Do you know what high-performing teams have in common? Psychological safety. That’s right! In fact, GOOGLE recently completed a massive two-year study on team performance, wherein they concluded psychological safety is the one common denominator for high performing teams. As a professional who spends her days working with leaders and teams to reduce conflict, increase engagement, and instill accountability for workplace behaviors and results, that conclusion feels rather validating. But what does it mean to you?
Let’s start with what it means to have a psychologically safe culture at work:
A psychologically safe culture is one wherein leaders at all levels and team members feel empowered to:
- Take moderate risks
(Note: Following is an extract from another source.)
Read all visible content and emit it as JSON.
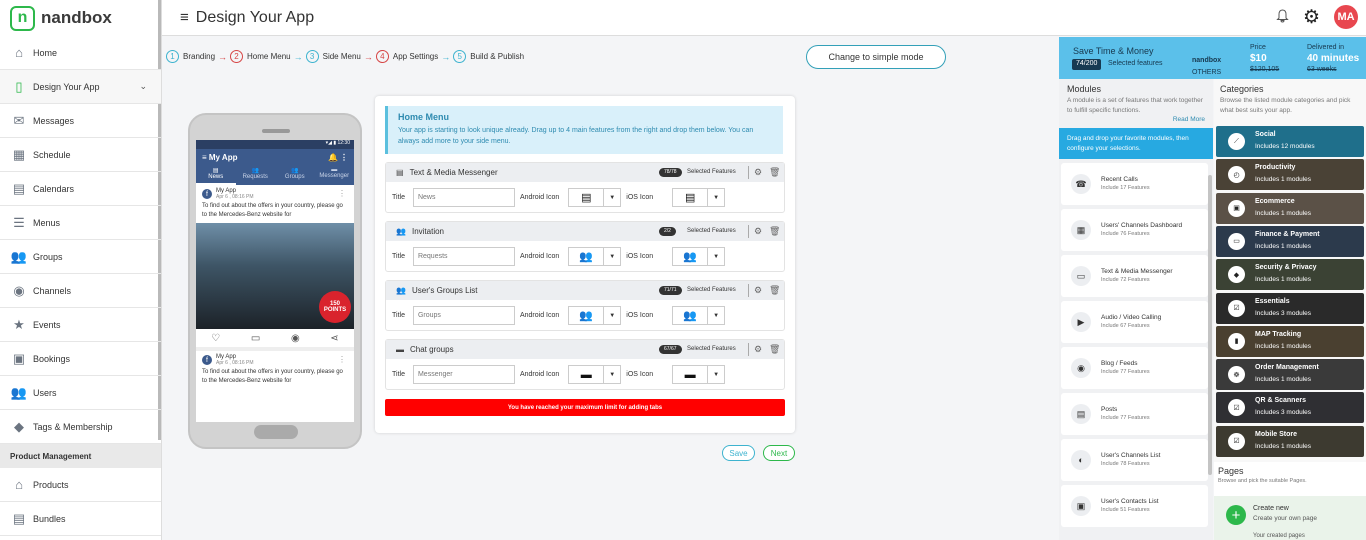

- Be creative in how they approach their work and problem solve
- Share ideas, opinions, and observations without fear of harsh judgment, retribution or retaliation
- Own a mistake and participate in fixing it
Now look at what psychologically safe work cultures have that others don’t:
- High levels of team engagement (aka: low turnover, few sick-days, minimal detrimental conflict / optimized collaboration, efficiency, accuracy, creativity, and trust)
- Unified teams motivated by a common mission and big-picture goals
- Maximized individual learning and development (we’re talking genuine training, mentoring, and leadership pipeline)
- Better overall operational results
Pretty straight forward? Maybe. For the organizational leaders reading this, are you fostering a culture of psychological safety? For the team members, are you supporting a culture of psychological safety? How do you know?
To anecdotally answer that, consider these questions: How much time do you spend dealing with, participating in, or hearing about conflict, drama, or conspiracy theories? How is “learning and development” benefitting organizational results? How much energy is spent on re-work, trying to “fix” problems, and what’s NOT right? And I love this one… When was the last time someone disagreed with you and it turned into a productive, trust-building discussion? Hmmmm.
If you think your organization has room to improve on the “psychologically safe scale”, try these three tips:
- Uphold your organizational values and behavioral expectations. Assuming they support a psychologically safe culture, bring them into every experience. Intentionally live the values and expectations, and demonstrate no one is exempt from fostering them – no one. (That includes you.)
- Cultivate a learning mindset. Replace blame with curiosity. Encourage sharing and experimenting with new ideas. Be open to (and welcoming of) differing opinions. Applaud generative dialogues wherein there is no winner or loser, only the sharing of information and observations, with the common goal of achieving the best results. Converse human-to-human rather than role-to-role.
- Focus on building and maintaining trust. Trust is a top-down endeavor, which must be actively demonstrated and supported by leadership. Anything else results in an unsafe communication culture.
Regardless of your “rank”, I encourage you to take an objective look at how your team communicates with and about each other, how you problem solve, and even how you acknowledge and celebrate accomplishments. If you aren’t quite getting the results you want, remember (as GOOGLE’s massive study confirmed) psychological safety is the one common denominator for high-performing teams.